### Brief
Look through the data below and return each line where "JSON" appears.

### Material provided

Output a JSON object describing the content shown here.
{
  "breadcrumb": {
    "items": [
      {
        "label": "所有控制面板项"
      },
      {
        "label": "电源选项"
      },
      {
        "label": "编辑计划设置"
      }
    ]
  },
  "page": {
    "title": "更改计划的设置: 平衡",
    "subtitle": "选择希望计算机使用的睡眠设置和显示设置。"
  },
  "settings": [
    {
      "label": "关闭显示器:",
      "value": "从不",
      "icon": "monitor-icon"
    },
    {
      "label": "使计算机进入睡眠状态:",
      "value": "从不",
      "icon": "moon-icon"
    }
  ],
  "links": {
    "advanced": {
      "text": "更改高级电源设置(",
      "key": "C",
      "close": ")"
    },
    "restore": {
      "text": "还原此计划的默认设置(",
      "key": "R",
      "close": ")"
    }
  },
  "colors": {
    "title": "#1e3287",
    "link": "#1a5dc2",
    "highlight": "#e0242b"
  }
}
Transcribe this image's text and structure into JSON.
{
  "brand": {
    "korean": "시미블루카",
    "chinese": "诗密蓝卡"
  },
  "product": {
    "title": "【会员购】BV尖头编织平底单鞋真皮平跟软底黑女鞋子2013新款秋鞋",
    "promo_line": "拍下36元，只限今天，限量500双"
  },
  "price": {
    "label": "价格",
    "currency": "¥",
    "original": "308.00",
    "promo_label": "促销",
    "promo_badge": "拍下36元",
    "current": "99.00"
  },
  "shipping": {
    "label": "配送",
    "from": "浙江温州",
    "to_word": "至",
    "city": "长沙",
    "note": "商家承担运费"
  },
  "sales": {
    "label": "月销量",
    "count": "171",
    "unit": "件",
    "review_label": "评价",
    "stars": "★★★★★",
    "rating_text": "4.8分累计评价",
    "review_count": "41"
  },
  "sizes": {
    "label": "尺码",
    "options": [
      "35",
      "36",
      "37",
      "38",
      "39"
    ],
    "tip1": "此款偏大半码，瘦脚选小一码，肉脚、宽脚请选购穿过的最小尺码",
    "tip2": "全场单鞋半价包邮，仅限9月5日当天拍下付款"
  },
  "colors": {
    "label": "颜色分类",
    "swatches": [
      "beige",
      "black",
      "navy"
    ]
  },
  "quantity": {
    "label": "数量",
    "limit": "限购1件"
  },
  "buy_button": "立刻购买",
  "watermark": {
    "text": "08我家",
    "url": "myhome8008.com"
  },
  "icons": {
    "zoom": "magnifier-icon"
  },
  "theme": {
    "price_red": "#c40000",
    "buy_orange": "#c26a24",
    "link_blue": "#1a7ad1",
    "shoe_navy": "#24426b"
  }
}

### Reply
Output a JSON object describing the content shown here.
Transcribe this image's text and structure into JSON.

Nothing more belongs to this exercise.